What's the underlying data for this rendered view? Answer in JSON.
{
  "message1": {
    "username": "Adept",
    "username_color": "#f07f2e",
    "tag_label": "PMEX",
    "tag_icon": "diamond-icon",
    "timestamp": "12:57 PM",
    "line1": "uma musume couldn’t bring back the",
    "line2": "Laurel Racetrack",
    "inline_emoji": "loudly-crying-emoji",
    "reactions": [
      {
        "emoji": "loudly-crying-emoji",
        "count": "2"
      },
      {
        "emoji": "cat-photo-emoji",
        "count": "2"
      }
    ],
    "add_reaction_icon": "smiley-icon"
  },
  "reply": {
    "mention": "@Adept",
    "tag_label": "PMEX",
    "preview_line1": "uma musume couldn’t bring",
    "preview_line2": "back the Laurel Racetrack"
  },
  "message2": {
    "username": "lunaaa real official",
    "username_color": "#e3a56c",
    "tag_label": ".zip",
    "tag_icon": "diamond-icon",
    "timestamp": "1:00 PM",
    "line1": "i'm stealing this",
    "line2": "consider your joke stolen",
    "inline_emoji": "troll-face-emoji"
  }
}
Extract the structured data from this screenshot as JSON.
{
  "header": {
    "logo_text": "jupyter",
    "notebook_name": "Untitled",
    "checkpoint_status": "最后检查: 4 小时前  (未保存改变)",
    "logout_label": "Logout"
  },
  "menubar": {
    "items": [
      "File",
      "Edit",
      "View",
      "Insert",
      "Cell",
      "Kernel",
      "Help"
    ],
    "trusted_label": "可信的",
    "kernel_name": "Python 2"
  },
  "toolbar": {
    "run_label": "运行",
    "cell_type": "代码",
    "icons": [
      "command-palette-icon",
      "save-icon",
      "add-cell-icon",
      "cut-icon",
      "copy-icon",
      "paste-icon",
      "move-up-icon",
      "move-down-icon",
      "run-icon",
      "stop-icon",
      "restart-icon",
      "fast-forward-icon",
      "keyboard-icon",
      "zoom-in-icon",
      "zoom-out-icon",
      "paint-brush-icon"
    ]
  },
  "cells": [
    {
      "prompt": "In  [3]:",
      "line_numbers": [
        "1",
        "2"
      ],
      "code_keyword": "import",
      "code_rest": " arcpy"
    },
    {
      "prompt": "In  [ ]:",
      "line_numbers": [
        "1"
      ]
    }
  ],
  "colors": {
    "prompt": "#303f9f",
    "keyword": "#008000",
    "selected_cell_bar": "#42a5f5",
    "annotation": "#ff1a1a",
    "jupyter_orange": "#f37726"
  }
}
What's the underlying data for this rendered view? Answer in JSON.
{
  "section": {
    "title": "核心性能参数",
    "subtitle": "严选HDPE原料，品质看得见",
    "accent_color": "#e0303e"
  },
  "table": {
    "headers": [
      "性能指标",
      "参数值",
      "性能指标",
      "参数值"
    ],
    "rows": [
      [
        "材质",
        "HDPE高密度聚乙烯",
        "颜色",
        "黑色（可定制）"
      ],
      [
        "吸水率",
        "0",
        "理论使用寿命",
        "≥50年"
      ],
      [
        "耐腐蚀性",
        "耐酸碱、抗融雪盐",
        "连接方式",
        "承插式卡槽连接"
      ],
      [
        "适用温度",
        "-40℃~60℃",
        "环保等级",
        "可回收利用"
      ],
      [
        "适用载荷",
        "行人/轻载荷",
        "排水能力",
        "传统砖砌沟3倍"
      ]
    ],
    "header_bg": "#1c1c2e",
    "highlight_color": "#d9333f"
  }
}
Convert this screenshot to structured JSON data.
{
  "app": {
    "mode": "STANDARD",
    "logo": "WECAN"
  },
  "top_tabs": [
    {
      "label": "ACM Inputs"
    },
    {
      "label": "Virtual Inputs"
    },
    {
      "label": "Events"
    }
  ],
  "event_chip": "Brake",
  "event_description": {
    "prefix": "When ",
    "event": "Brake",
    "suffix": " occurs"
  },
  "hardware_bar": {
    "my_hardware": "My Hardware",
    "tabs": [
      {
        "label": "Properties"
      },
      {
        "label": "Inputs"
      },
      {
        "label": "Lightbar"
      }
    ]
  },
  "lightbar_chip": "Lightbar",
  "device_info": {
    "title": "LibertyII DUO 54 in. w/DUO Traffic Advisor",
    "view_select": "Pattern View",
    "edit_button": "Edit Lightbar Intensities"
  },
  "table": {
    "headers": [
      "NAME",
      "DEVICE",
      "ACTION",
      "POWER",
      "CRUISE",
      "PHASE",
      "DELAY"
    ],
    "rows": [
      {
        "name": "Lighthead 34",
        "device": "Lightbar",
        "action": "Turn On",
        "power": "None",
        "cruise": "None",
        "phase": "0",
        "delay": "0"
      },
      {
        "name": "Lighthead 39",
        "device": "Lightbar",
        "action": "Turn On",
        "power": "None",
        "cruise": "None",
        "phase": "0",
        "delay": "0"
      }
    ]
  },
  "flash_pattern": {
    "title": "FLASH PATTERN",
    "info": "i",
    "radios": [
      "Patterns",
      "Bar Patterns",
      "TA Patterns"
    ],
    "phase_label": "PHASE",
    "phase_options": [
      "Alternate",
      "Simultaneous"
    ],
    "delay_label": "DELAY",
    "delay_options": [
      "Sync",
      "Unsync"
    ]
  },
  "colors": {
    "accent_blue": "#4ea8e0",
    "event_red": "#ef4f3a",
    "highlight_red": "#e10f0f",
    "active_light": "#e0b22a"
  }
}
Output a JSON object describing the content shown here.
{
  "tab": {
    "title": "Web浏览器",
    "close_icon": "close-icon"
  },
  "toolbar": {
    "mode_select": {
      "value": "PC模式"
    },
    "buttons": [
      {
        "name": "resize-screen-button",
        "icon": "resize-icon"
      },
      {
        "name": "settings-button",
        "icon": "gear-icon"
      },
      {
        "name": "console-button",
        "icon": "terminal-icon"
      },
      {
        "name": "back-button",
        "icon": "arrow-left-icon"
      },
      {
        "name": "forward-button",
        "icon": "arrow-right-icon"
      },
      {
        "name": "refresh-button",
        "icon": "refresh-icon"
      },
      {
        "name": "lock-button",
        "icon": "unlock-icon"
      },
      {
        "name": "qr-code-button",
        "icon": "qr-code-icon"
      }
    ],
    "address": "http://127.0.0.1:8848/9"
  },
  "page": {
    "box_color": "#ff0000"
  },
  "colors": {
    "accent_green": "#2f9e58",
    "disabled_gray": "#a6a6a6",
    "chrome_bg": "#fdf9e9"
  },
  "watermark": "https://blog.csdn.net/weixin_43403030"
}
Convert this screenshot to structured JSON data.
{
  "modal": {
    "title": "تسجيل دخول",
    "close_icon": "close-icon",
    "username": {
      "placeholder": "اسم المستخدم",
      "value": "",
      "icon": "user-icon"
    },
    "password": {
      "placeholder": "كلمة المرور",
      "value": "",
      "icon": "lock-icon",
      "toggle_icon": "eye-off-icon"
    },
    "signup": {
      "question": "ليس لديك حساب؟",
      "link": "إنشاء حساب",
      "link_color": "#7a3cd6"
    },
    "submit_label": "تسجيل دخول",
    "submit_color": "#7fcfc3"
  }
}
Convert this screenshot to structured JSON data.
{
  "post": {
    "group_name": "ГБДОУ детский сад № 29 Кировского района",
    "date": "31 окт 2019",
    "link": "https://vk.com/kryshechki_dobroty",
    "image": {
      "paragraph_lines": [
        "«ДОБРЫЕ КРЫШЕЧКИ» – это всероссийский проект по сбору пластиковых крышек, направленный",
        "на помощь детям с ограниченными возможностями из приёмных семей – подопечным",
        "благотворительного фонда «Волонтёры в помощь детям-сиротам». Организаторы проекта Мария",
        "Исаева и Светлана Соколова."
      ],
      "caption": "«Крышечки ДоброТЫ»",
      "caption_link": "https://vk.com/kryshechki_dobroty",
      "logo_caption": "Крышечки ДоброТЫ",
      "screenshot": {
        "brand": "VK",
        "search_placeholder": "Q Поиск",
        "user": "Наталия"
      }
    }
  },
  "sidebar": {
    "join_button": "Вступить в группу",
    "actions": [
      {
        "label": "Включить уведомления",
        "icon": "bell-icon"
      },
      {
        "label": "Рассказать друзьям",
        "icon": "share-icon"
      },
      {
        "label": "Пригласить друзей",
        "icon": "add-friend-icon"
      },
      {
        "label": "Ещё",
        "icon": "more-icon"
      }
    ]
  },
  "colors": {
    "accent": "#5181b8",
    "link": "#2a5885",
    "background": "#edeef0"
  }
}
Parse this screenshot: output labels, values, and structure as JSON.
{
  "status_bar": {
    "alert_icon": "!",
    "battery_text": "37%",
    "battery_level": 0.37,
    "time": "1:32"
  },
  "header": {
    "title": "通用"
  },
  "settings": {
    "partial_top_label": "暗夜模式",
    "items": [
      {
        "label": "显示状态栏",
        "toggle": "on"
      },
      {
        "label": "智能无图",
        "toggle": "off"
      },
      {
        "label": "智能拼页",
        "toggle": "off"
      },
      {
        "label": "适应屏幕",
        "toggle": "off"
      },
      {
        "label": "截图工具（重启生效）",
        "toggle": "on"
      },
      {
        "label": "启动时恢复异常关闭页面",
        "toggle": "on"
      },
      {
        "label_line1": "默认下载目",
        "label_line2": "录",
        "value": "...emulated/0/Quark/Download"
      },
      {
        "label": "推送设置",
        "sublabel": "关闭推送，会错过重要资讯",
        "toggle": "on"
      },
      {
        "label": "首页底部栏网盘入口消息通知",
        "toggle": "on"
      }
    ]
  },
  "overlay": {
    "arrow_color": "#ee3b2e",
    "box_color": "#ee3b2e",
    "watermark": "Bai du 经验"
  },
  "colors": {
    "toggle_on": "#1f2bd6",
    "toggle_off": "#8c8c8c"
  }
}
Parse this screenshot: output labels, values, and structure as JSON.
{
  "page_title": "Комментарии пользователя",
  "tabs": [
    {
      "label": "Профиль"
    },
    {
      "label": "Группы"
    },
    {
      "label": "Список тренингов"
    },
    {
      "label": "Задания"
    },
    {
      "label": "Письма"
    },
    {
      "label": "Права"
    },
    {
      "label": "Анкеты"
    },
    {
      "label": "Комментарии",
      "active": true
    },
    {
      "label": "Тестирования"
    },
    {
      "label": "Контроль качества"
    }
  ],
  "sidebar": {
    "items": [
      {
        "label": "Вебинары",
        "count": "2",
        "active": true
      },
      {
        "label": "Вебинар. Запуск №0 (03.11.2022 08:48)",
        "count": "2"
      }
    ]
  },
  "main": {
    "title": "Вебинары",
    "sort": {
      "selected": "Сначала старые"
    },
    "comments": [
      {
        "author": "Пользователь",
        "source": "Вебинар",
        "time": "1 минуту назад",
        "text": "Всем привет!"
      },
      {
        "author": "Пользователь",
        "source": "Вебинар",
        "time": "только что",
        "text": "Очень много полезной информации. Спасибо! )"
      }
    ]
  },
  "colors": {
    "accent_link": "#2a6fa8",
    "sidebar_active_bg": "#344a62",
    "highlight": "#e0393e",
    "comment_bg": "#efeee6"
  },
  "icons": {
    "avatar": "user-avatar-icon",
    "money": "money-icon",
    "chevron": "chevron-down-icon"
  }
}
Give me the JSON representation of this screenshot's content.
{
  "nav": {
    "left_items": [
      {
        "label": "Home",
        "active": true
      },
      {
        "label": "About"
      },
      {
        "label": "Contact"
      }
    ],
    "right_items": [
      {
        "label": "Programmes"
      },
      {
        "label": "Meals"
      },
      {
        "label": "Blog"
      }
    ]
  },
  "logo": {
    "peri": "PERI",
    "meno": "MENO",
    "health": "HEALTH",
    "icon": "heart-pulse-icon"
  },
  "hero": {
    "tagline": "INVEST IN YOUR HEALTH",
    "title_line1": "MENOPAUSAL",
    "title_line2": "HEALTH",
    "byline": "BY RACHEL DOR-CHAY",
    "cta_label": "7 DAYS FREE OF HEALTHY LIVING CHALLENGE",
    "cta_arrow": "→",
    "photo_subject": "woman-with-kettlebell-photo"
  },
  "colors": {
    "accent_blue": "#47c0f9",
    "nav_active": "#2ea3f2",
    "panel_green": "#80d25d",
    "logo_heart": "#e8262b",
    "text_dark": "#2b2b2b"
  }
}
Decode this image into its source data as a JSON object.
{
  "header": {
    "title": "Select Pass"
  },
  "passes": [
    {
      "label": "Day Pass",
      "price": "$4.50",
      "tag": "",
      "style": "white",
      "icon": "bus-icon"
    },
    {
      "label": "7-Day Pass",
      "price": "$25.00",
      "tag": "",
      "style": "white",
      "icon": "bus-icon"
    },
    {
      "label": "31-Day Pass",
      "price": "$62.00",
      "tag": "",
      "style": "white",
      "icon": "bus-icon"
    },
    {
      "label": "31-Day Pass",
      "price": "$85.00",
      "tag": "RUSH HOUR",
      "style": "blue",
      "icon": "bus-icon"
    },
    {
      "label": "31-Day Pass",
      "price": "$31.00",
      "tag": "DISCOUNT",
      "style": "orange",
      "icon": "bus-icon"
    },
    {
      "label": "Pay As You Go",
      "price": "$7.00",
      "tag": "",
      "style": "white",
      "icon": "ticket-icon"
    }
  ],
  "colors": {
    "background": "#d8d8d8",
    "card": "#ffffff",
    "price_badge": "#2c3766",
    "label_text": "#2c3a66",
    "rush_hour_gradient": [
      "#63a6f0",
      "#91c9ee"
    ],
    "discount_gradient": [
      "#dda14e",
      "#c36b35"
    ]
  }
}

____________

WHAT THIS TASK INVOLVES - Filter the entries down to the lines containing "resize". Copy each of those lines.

TASK SOLUTION -
        "name": "resize-screen-button",
        "icon": "resize-icon"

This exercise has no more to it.